Letters to the Editor

Ron DeSantis is wrong — Andrew Gillum is not anti-Semitic

Mayor Andrew Gillum is not anti-Semitic but his opponent, Ron DeSantis, pandering to Jewish voters, has tried to paint him as such. Gillum does not support the Boycott, Divest and Sanctions Act against Israel.

Dream Defenders is a group formed in the wake of perceived injustices following the shooting death of a black teen, Trayvon Martin, in Sanford in 2012. The group advocates an alternative to the Stand Your Ground law and lobbies for educational reform and civil rights. While Gillum supports some of these domestic positions, he does not support the group’s views on other topics including the Israeli-Palestinian conflict. Because a group supports a candidate, or attends rallies held by a candidate, it does not mean that the candidate necessarily agrees with all of the positions advocated by that group.

The anti-Semitic attack on Gillum is relevant in Florida because the state has a Jewish population of an estimated 630, 000 Jews, most of whom tend to vote for Democratic candidates. If DeSantis is successful in cutting into Gillum’s potential support from Jews, by falsely claiming Gillum is anti-Semitic, the effect could significantly impact the race for governor.

Members of Alt-right groups, the Ku Klux Klan and neo-Nazis support Ron DeSantis and attend his rallies, but this does not necessarily mean that Mr. DeSantis is a racist or is a Neo-Nazi. This is an assessment which I make of Mr. DeSantis but does not extend to his mentor, President Trump, who has not only expressed racist and neo-Nazi views, but has also acted in ways that reflect his own racism.

Marvin Dunn,

Palmetto Bay

As a practicing immigration attorney I read with great interest your front page story concerning the detention of individuals who appear at USCIS field offices with their U.S. citizen spouses for interviews regarding their marriage petitions. While this is not an entirely new phenomenon, in the past such detentions were limited to individuals who had outstanding orders of removal or who had serious criminal convictions that made them subject to removal. Today the risk is there for any alien who is not in lawful status at the time of the interview and cannot adjust status immediately.

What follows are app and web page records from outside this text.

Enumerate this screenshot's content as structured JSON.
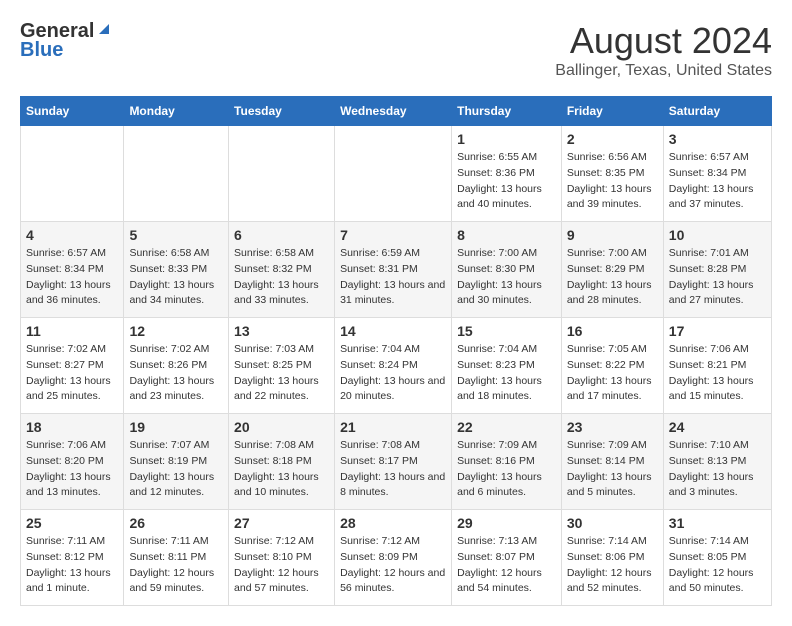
{
  "header": {
    "logo_general": "General",
    "logo_blue": "Blue",
    "title": "August 2024",
    "subtitle": "Ballinger, Texas, United States"
  },
  "days_of_week": [
    "Sunday",
    "Monday",
    "Tuesday",
    "Wednesday",
    "Thursday",
    "Friday",
    "Saturday"
  ],
  "weeks": [
    {
      "days": [
        {
          "num": "",
          "empty": true
        },
        {
          "num": "",
          "empty": true
        },
        {
          "num": "",
          "empty": true
        },
        {
          "num": "",
          "empty": true
        },
        {
          "num": "1",
          "sunrise": "6:55 AM",
          "sunset": "8:36 PM",
          "daylight": "13 hours and 40 minutes."
        },
        {
          "num": "2",
          "sunrise": "6:56 AM",
          "sunset": "8:35 PM",
          "daylight": "13 hours and 39 minutes."
        },
        {
          "num": "3",
          "sunrise": "6:57 AM",
          "sunset": "8:34 PM",
          "daylight": "13 hours and 37 minutes."
        }
      ]
    },
    {
      "days": [
        {
          "num": "4",
          "sunrise": "6:57 AM",
          "sunset": "8:34 PM",
          "daylight": "13 hours and 36 minutes."
        },
        {
          "num": "5",
          "sunrise": "6:58 AM",
          "sunset": "8:33 PM",
          "daylight": "13 hours and 34 minutes."
        },
        {
          "num": "6",
          "sunrise": "6:58 AM",
          "sunset": "8:32 PM",
          "daylight": "13 hours and 33 minutes."
        },
        {
          "num": "7",
          "sunrise": "6:59 AM",
          "sunset": "8:31 PM",
          "daylight": "13 hours and 31 minutes."
        },
        {
          "num": "8",
          "sunrise": "7:00 AM",
          "sunset": "8:30 PM",
          "daylight": "13 hours and 30 minutes."
        },
        {
          "num": "9",
          "sunrise": "7:00 AM",
          "sunset": "8:29 PM",
          "daylight": "13 hours and 28 minutes."
        },
        {
          "num": "10",
          "sunrise": "7:01 AM",
          "sunset": "8:28 PM",
          "daylight": "13 hours and 27 minutes."
        }
      ]
    },
    {
      "days": [
        {
          "num": "11",
          "sunrise": "7:02 AM",
          "sunset": "8:27 PM",
          "daylight": "13 hours and 25 minutes."
        },
        {
          "num": "12",
          "sunrise": "7:02 AM",
          "sunset": "8:26 PM",
          "daylight": "13 hours and 23 minutes."
        },
        {
          "num": "13",
          "sunrise": "7:03 AM",
          "sunset": "8:25 PM",
          "daylight": "13 hours and 22 minutes."
        },
        {
          "num": "14",
          "sunrise": "7:04 AM",
          "sunset": "8:24 PM",
          "daylight": "13 hours and 20 minutes."
        },
        {
          "num": "15",
          "sunrise": "7:04 AM",
          "sunset": "8:23 PM",
          "daylight": "13 hours and 18 minutes."
        },
        {
          "num": "16",
          "sunrise": "7:05 AM",
          "sunset": "8:22 PM",
          "daylight": "13 hours and 17 minutes."
        },
        {
          "num": "17",
          "sunrise": "7:06 AM",
          "sunset": "8:21 PM",
          "daylight": "13 hours and 15 minutes."
        }
      ]
    },
    {
      "days": [
        {
          "num": "18",
          "sunrise": "7:06 AM",
          "sunset": "8:20 PM",
          "daylight": "13 hours and 13 minutes."
        },
        {
          "num": "19",
          "sunrise": "7:07 AM",
          "sunset": "8:19 PM",
          "daylight": "13 hours and 12 minutes."
        },
        {
          "num": "20",
          "sunrise": "7:08 AM",
          "sunset": "8:18 PM",
          "daylight": "13 hours and 10 minutes."
        },
        {
          "num": "21",
          "sunrise": "7:08 AM",
          "sunset": "8:17 PM",
          "daylight": "13 hours and 8 minutes."
        },
        {
          "num": "22",
          "sunrise": "7:09 AM",
          "sunset": "8:16 PM",
          "daylight": "13 hours and 6 minutes."
        },
        {
          "num": "23",
          "sunrise": "7:09 AM",
          "sunset": "8:14 PM",
          "daylight": "13 hours and 5 minutes."
        },
        {
          "num": "24",
          "sunrise": "7:10 AM",
          "sunset": "8:13 PM",
          "daylight": "13 hours and 3 minutes."
        }
      ]
    },
    {
      "days": [
        {
          "num": "25",
          "sunrise": "7:11 AM",
          "sunset": "8:12 PM",
          "daylight": "13 hours and 1 minute."
        },
        {
          "num": "26",
          "sunrise": "7:11 AM",
          "sunset": "8:11 PM",
          "daylight": "12 hours and 59 minutes."
        },
        {
          "num": "27",
          "sunrise": "7:12 AM",
          "sunset": "8:10 PM",
          "daylight": "12 hours and 57 minutes."
        },
        {
          "num": "28",
          "sunrise": "7:12 AM",
          "sunset": "8:09 PM",
          "daylight": "12 hours and 56 minutes."
        },
        {
          "num": "29",
          "sunrise": "7:13 AM",
          "sunset": "8:07 PM",
          "daylight": "12 hours and 54 minutes."
        },
        {
          "num": "30",
          "sunrise": "7:14 AM",
          "sunset": "8:06 PM",
          "daylight": "12 hours and 52 minutes."
        },
        {
          "num": "31",
          "sunrise": "7:14 AM",
          "sunset": "8:05 PM",
          "daylight": "12 hours and 50 minutes."
        }
      ]
    }
  ],
  "labels": {
    "sunrise_prefix": "Sunrise: ",
    "sunset_prefix": "Sunset: ",
    "daylight_prefix": "Daylight: "
  }
}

The ten year bar to readmission was passed in 1996 and went into effect in April of 1997. There was always a waiver available, even from the outset. The change that was made in 2013 was the adoption of the "provisional waiver", which allowed individuals who were subject to the bar to apply for the waiver and have it adjudicated before departing the United States. Under previous practice individuals were forced to leave their families behind and wait for extended periods of time in their home countries while USCIS adjudicated the request. This left families divided, often without their principal wage-earner, for periods as long as a year or more. The cruelest part of the current administration's policy is the refusal to grant stays of removal or continuances in removal proceedings to allow for the filing and adjudication of these waiver requests, something that was regular practice in prior years. Yes, I do understand the position of those who say that people who break the immigration laws should be punished. But the current policies punish innocent spouses and children, most of whom are U.S. citizens, as well. This is unconscionable. We would be better served by reinstating the law as it was prior to May 1, 2001, under which individuals who had violated the immigration laws could legalize upon paying a substantial financial penalty.

David A. Silk

Rostova Westerman Law Group

4901 NW 17th Way, Suite 504

Ft. Lauderdale, FL 33309